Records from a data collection
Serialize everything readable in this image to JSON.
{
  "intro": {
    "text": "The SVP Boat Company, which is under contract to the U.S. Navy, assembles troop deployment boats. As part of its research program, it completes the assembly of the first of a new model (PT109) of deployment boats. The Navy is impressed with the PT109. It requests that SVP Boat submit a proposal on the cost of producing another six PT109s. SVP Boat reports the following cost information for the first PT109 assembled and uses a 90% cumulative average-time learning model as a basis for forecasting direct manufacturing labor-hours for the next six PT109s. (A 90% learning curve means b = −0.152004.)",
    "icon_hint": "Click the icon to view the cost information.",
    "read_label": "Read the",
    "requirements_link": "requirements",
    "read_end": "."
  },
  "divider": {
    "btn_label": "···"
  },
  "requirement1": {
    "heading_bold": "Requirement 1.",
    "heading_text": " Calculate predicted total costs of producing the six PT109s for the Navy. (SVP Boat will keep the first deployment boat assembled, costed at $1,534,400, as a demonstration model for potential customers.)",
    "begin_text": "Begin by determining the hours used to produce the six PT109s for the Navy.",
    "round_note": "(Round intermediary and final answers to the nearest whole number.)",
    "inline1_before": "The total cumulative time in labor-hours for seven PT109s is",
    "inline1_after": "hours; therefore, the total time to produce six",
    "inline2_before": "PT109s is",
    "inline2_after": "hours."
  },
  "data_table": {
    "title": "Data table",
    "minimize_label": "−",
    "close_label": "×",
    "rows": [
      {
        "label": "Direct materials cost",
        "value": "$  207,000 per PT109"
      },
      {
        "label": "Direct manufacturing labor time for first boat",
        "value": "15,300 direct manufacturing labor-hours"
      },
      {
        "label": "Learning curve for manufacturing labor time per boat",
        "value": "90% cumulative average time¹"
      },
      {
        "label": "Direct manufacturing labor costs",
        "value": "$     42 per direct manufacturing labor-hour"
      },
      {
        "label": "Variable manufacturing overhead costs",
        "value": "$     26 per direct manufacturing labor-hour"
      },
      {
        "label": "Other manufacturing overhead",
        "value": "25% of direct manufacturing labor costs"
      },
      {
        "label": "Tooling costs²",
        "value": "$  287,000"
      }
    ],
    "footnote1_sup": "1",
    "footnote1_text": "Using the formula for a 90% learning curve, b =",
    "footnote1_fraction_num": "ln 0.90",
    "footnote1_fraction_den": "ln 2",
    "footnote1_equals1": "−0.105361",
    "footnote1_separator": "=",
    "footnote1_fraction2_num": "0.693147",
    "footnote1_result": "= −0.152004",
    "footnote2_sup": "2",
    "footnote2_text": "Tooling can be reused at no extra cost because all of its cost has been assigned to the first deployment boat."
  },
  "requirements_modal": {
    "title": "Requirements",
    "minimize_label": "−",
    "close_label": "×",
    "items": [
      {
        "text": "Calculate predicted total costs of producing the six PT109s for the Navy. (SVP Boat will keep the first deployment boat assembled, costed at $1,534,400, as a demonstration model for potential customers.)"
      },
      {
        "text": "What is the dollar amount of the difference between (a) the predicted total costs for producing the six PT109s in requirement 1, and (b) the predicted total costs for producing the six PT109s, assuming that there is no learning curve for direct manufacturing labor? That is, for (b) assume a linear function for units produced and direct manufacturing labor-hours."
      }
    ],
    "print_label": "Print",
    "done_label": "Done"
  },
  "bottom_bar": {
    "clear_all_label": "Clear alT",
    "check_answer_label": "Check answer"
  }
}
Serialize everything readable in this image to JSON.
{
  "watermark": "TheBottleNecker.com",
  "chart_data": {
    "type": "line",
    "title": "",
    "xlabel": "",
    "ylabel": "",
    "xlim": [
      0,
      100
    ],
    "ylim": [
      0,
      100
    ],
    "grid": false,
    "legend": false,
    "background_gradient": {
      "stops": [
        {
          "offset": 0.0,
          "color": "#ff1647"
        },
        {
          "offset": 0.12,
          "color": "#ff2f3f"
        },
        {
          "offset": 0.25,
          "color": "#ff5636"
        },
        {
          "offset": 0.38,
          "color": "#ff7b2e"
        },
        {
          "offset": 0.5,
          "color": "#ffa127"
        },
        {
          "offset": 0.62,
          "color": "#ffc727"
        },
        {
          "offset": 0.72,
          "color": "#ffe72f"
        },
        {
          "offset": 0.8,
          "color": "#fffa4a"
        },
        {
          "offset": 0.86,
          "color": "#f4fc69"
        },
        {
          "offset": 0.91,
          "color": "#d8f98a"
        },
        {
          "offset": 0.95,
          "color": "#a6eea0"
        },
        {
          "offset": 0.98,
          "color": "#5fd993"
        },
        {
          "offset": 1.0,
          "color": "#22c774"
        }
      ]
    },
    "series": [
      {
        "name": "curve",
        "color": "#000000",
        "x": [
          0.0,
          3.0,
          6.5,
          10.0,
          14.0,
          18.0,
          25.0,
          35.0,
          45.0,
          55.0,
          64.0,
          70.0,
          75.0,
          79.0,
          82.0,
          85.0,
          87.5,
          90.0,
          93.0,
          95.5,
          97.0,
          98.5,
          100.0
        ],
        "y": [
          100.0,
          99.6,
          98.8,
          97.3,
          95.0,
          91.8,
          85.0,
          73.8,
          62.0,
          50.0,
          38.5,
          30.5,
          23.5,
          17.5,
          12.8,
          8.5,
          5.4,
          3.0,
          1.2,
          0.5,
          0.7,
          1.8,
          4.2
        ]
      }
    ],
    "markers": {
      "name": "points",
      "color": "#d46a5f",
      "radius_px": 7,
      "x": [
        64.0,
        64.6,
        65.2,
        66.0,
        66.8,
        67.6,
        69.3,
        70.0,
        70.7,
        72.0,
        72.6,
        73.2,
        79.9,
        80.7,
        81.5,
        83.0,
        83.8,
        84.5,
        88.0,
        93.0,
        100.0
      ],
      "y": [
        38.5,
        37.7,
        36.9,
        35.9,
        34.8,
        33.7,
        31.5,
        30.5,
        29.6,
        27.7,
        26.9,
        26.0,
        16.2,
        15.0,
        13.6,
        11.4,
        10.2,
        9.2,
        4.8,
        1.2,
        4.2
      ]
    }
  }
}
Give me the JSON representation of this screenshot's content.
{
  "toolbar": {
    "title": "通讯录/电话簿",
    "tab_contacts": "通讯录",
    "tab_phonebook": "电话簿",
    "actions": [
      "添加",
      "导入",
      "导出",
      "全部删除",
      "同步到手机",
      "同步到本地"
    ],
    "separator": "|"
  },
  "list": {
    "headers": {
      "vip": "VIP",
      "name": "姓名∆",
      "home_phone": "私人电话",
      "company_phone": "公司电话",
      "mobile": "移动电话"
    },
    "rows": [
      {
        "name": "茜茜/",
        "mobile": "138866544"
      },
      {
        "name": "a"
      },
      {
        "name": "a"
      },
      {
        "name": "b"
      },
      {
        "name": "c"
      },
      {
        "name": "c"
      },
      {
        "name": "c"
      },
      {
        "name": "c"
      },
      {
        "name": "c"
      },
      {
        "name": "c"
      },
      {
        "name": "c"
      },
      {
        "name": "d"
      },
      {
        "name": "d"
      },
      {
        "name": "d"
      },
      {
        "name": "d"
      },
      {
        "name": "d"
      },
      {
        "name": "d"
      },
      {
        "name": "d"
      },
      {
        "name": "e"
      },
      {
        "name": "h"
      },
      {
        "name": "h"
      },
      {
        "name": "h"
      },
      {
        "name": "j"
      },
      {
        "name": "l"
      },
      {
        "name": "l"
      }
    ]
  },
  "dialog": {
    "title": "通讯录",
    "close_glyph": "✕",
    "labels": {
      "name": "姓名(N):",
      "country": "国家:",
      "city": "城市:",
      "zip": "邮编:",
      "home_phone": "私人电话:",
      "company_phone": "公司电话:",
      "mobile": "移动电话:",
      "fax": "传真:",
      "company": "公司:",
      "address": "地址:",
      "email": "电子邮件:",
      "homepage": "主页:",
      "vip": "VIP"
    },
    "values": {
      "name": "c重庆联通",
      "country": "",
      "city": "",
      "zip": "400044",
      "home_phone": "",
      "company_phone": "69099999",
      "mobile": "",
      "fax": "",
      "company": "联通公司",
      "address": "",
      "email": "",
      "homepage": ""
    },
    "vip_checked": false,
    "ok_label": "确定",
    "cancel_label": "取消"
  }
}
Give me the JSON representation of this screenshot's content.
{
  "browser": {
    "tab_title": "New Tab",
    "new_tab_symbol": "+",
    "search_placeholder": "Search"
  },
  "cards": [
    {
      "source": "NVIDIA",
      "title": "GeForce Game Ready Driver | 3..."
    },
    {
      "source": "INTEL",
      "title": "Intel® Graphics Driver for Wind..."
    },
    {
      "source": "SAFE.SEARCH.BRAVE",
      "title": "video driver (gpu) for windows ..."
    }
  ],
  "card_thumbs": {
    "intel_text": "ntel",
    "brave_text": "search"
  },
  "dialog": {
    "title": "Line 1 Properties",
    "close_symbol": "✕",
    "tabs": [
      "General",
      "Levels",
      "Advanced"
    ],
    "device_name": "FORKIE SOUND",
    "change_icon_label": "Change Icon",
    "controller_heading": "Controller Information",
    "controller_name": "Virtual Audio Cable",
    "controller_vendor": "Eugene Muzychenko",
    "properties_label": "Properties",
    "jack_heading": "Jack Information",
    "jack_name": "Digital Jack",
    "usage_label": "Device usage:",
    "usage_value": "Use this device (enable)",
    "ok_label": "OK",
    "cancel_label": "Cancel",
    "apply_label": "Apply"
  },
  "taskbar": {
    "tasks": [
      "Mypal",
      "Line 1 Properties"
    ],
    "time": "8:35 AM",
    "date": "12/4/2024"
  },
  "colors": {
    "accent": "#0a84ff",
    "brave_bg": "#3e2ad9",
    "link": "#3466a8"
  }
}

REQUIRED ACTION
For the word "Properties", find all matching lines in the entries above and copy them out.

SOLUTION FOR THIS TASK
    "title": "Line 1 Properties",
    "properties_label": "Properties",
      "Line 1 Properties"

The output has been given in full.